> _Supplied data_:

----------------

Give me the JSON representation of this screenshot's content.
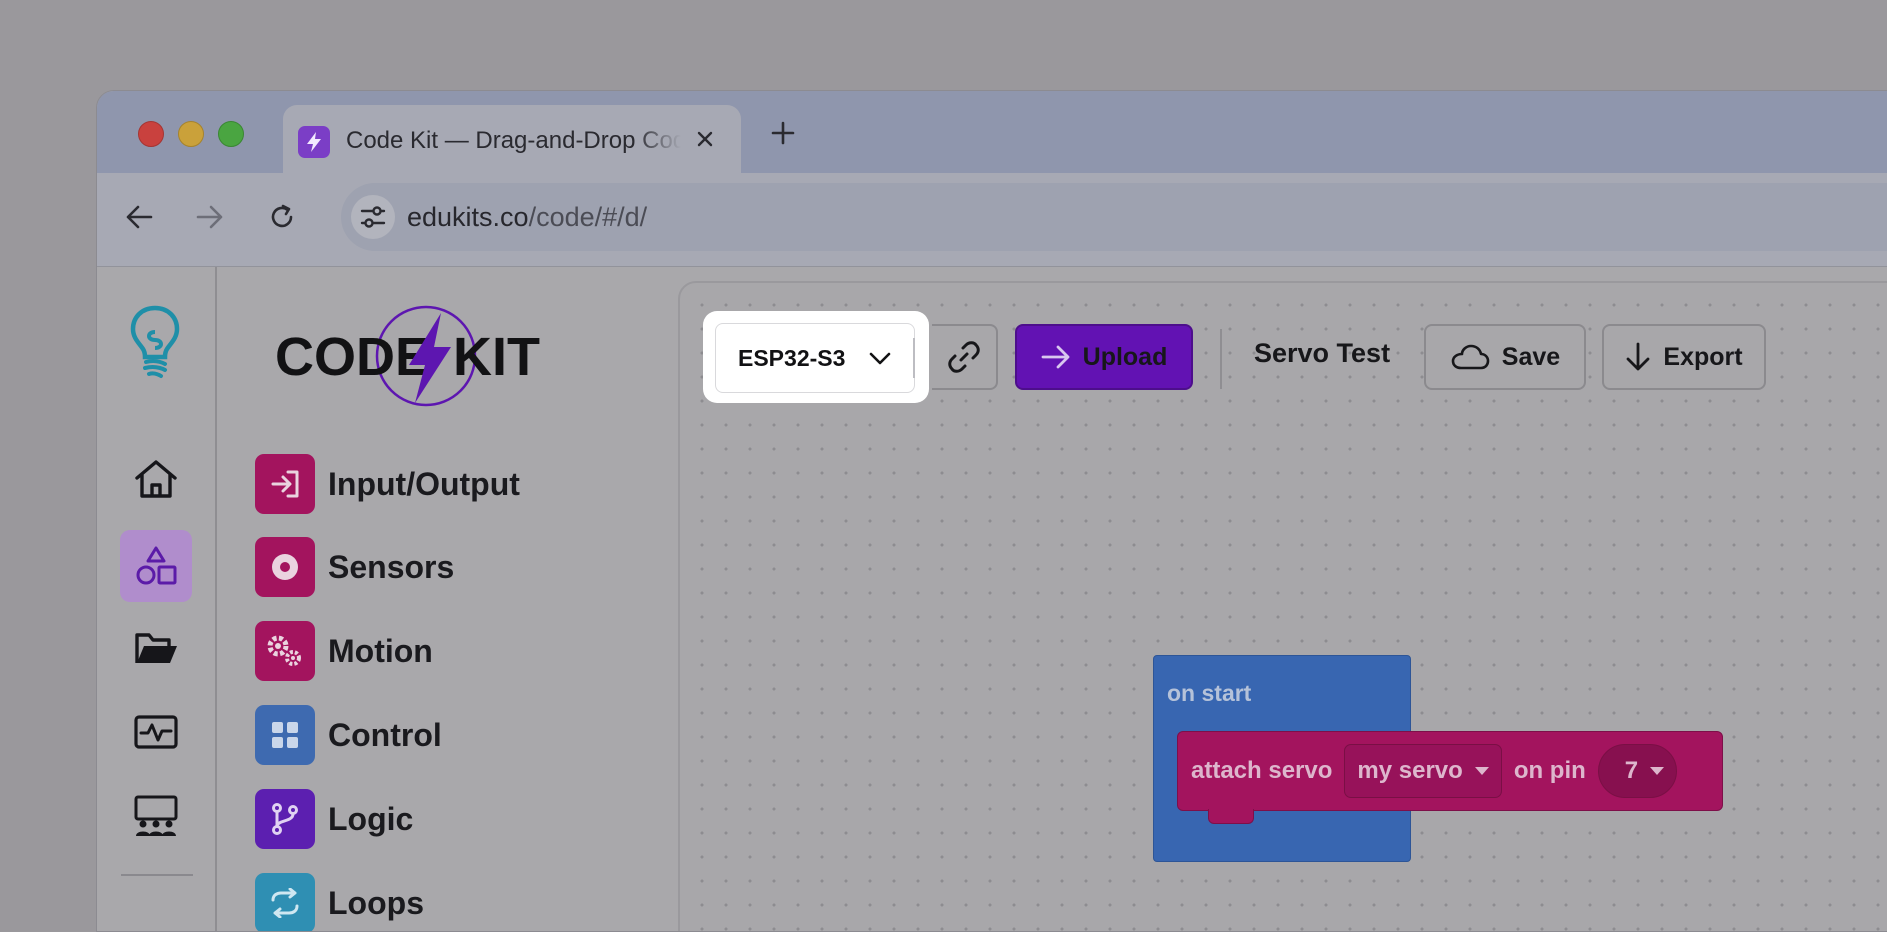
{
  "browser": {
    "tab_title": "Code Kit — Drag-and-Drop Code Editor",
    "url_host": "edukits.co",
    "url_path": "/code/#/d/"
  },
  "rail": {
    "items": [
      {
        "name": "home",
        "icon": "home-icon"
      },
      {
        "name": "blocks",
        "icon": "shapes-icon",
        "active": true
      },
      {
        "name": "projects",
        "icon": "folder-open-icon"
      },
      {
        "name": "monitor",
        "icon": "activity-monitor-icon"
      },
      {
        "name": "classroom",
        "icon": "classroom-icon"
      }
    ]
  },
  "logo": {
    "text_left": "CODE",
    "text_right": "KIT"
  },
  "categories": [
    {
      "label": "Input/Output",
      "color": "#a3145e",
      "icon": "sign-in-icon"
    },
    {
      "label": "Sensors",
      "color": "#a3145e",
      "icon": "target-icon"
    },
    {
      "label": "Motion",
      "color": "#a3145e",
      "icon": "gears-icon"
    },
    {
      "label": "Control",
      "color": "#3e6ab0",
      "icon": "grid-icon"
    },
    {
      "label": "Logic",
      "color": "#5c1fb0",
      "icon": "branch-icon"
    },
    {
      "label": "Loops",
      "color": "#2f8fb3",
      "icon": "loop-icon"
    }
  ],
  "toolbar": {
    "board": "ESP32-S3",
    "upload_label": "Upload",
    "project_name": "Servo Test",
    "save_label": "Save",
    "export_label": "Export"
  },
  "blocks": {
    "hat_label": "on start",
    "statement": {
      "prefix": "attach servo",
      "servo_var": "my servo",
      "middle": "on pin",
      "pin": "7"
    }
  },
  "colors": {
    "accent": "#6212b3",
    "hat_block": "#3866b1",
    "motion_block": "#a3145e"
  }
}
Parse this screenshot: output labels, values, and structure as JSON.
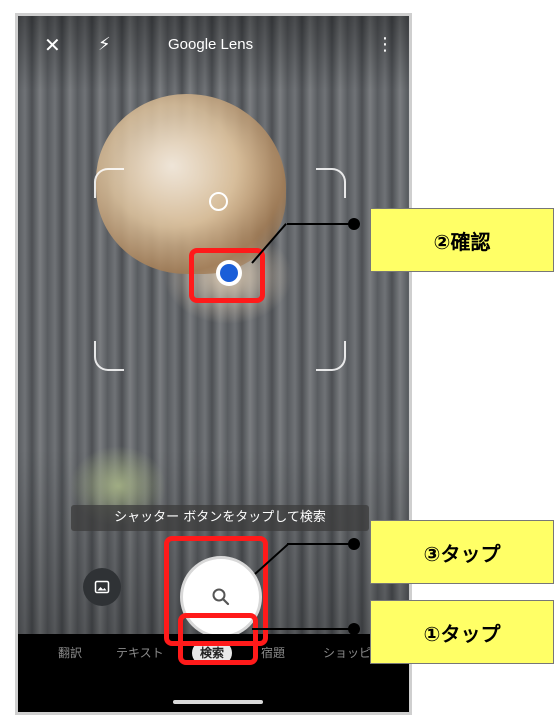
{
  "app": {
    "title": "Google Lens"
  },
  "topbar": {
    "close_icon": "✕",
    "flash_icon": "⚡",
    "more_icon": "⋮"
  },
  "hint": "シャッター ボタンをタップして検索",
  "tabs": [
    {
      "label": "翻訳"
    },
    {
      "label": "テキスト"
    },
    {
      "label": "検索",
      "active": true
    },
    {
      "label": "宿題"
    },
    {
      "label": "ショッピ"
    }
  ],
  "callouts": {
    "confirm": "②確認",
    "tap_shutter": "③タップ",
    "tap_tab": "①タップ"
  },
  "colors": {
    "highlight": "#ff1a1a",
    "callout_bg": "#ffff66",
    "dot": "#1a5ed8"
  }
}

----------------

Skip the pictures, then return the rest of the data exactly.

> _Response box_:
Give me the JSON representation of this screenshot's content.
{
  "browser": {
    "tab_title": "Code Kit — Drag-and-Drop Code Editor",
    "url_host": "edukits.co",
    "url_path": "/code/#/d/"
  },
  "rail": {
    "items": [
      {
        "name": "home",
        "icon": "home-icon"
      },
      {
        "name": "blocks",
        "icon": "shapes-icon",
        "active": true
      },
      {
        "name": "projects",
        "icon": "folder-open-icon"
      },
      {
        "name": "monitor",
        "icon": "activity-monitor-icon"
      },
      {
        "name": "classroom",
        "icon": "classroom-icon"
      }
    ]
  },
  "logo": {
    "text_left": "CODE",
    "text_right": "KIT"
  },
  "categories": [
    {
      "label": "Input/Output",
      "color": "#a3145e",
      "icon": "sign-in-icon"
    },
    {
      "label": "Sensors",
      "color": "#a3145e",
      "icon": "target-icon"
    },
    {
      "label": "Motion",
      "color": "#a3145e",
      "icon": "gears-icon"
    },
    {
      "label": "Control",
      "color": "#3e6ab0",
      "icon": "grid-icon"
    },
    {
      "label": "Logic",
      "color": "#5c1fb0",
      "icon": "branch-icon"
    },
    {
      "label": "Loops",
      "color": "#2f8fb3",
      "icon": "loop-icon"
    }
  ],
  "toolbar": {
    "board": "ESP32-S3",
    "upload_label": "Upload",
    "project_name": "Servo Test",
    "save_label": "Save",
    "export_label": "Export"
  },
  "blocks": {
    "hat_label": "on start",
    "statement": {
      "prefix": "attach servo",
      "servo_var": "my servo",
      "middle": "on pin",
      "pin": "7"
    }
  },
  "colors": {
    "accent": "#6212b3",
    "hat_block": "#3866b1",
    "motion_block": "#a3145e"
  }
}
Parse this screenshot: output labels, values, and structure as JSON.
{
  "app": {
    "title": "Google Lens"
  },
  "topbar": {
    "close_icon": "✕",
    "flash_icon": "⚡",
    "more_icon": "⋮"
  },
  "hint": "シャッター ボタンをタップして検索",
  "tabs": [
    {
      "label": "翻訳"
    },
    {
      "label": "テキスト"
    },
    {
      "label": "検索",
      "active": true
    },
    {
      "label": "宿題"
    },
    {
      "label": "ショッピ"
    }
  ],
  "callouts": {
    "confirm": "②確認",
    "tap_shutter": "③タップ",
    "tap_tab": "①タップ"
  },
  "colors": {
    "highlight": "#ff1a1a",
    "callout_bg": "#ffff66",
    "dot": "#1a5ed8"
  }
}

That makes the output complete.